— What the task requires —
Skip the images and copy each record exactly as written.

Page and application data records
##########
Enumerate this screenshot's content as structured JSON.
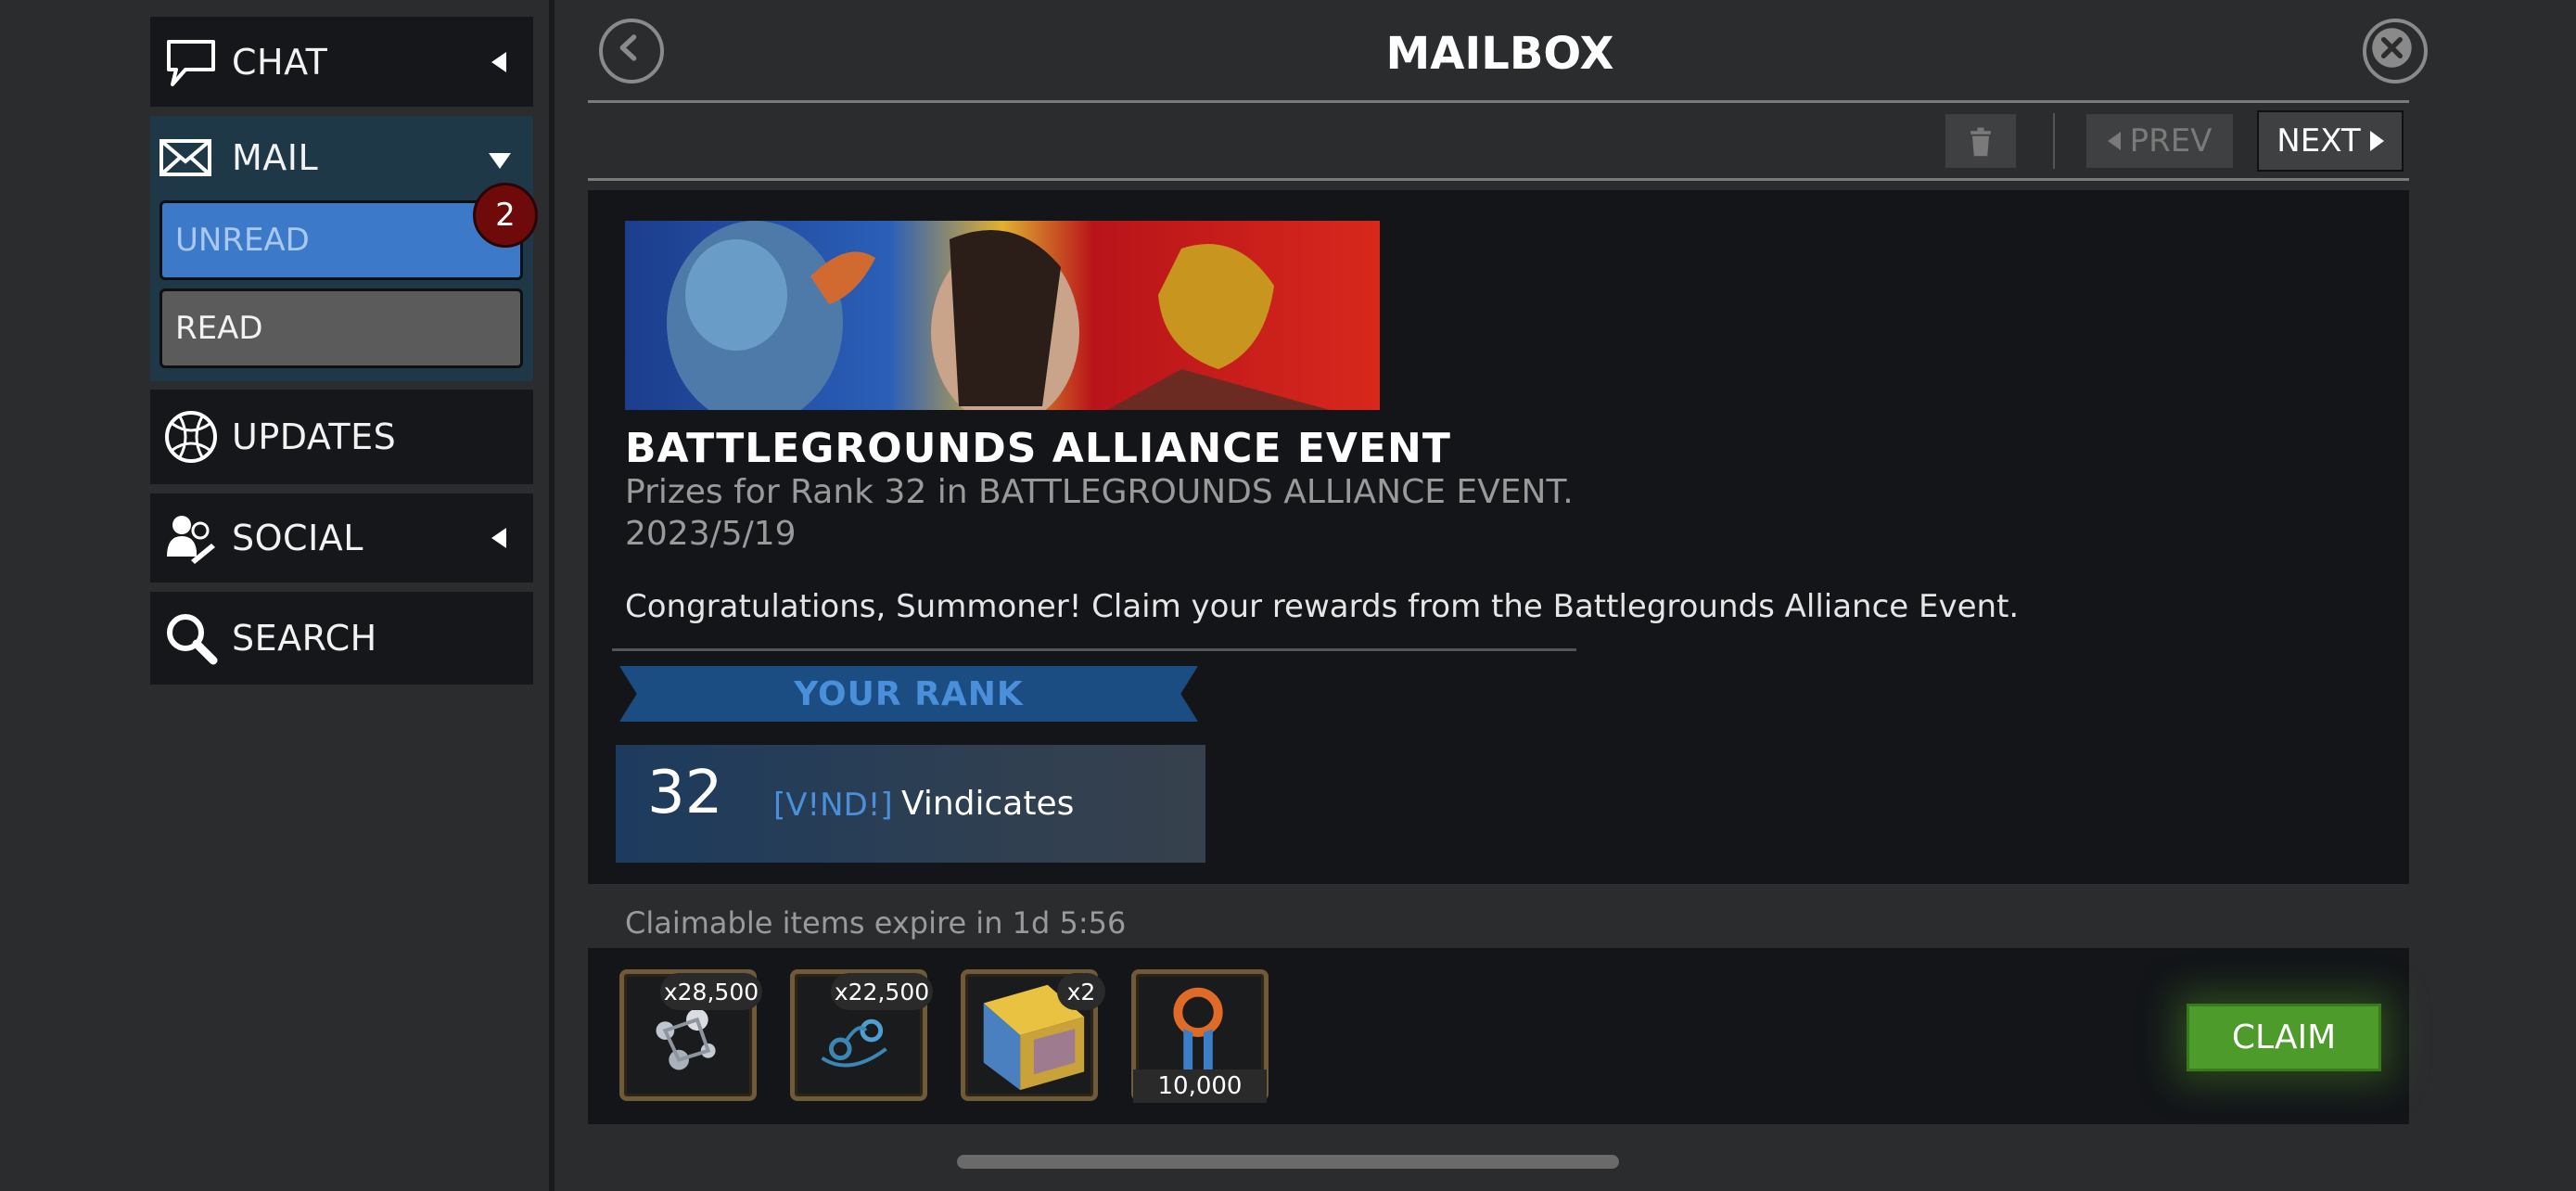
{
  "sidebar": {
    "chat": {
      "label": "CHAT"
    },
    "mail": {
      "label": "MAIL",
      "unread": "UNREAD",
      "read": "READ",
      "badge": "2"
    },
    "updates": {
      "label": "UPDATES"
    },
    "social": {
      "label": "SOCIAL"
    },
    "search": {
      "label": "SEARCH"
    }
  },
  "header": {
    "title": "MAILBOX",
    "prev_label": "PREV",
    "next_label": "NEXT"
  },
  "message": {
    "title": "BATTLEGROUNDS ALLIANCE EVENT",
    "subtitle": "Prizes for Rank 32 in BATTLEGROUNDS ALLIANCE EVENT.",
    "date": "2023/5/19",
    "body": "Congratulations, Summoner! Claim your rewards from the Battlegrounds Alliance Event.",
    "rank_header": "YOUR RANK",
    "rank": "32",
    "alliance_tag": "[V!ND!]",
    "alliance_name": "Vindicates"
  },
  "rewards": {
    "expire_text": "Claimable items expire in 1d 5:56",
    "items": [
      {
        "qty": "x28,500",
        "icon": "catalyst-shards-icon"
      },
      {
        "qty": "x22,500",
        "icon": "tech-shards-icon"
      },
      {
        "qty": "x2",
        "icon": "crystal-icon"
      },
      {
        "qty": "10,000",
        "icon": "alliance-loyalty-icon"
      }
    ],
    "claim_label": "CLAIM"
  },
  "colors": {
    "accent_blue": "#3c7ac9",
    "claim_green": "#4d9b2a",
    "badge_red": "#6e0a0a",
    "item_frame": "#6f5b3a"
  }
}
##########
— Answer area —
Enumerate this screenshot's content as structured JSON.
{
  "sidebar": {
    "chat": {
      "label": "CHAT"
    },
    "mail": {
      "label": "MAIL",
      "unread": "UNREAD",
      "read": "READ",
      "badge": "2"
    },
    "updates": {
      "label": "UPDATES"
    },
    "social": {
      "label": "SOCIAL"
    },
    "search": {
      "label": "SEARCH"
    }
  },
  "header": {
    "title": "MAILBOX",
    "prev_label": "PREV",
    "next_label": "NEXT"
  },
  "message": {
    "title": "BATTLEGROUNDS ALLIANCE EVENT",
    "subtitle": "Prizes for Rank 32 in BATTLEGROUNDS ALLIANCE EVENT.",
    "date": "2023/5/19",
    "body": "Congratulations, Summoner! Claim your rewards from the Battlegrounds Alliance Event.",
    "rank_header": "YOUR RANK",
    "rank": "32",
    "alliance_tag": "[V!ND!]",
    "alliance_name": "Vindicates"
  },
  "rewards": {
    "expire_text": "Claimable items expire in 1d 5:56",
    "items": [
      {
        "qty": "x28,500",
        "icon": "catalyst-shards-icon"
      },
      {
        "qty": "x22,500",
        "icon": "tech-shards-icon"
      },
      {
        "qty": "x2",
        "icon": "crystal-icon"
      },
      {
        "qty": "10,000",
        "icon": "alliance-loyalty-icon"
      }
    ],
    "claim_label": "CLAIM"
  },
  "colors": {
    "accent_blue": "#3c7ac9",
    "claim_green": "#4d9b2a",
    "badge_red": "#6e0a0a",
    "item_frame": "#6f5b3a"
  }
}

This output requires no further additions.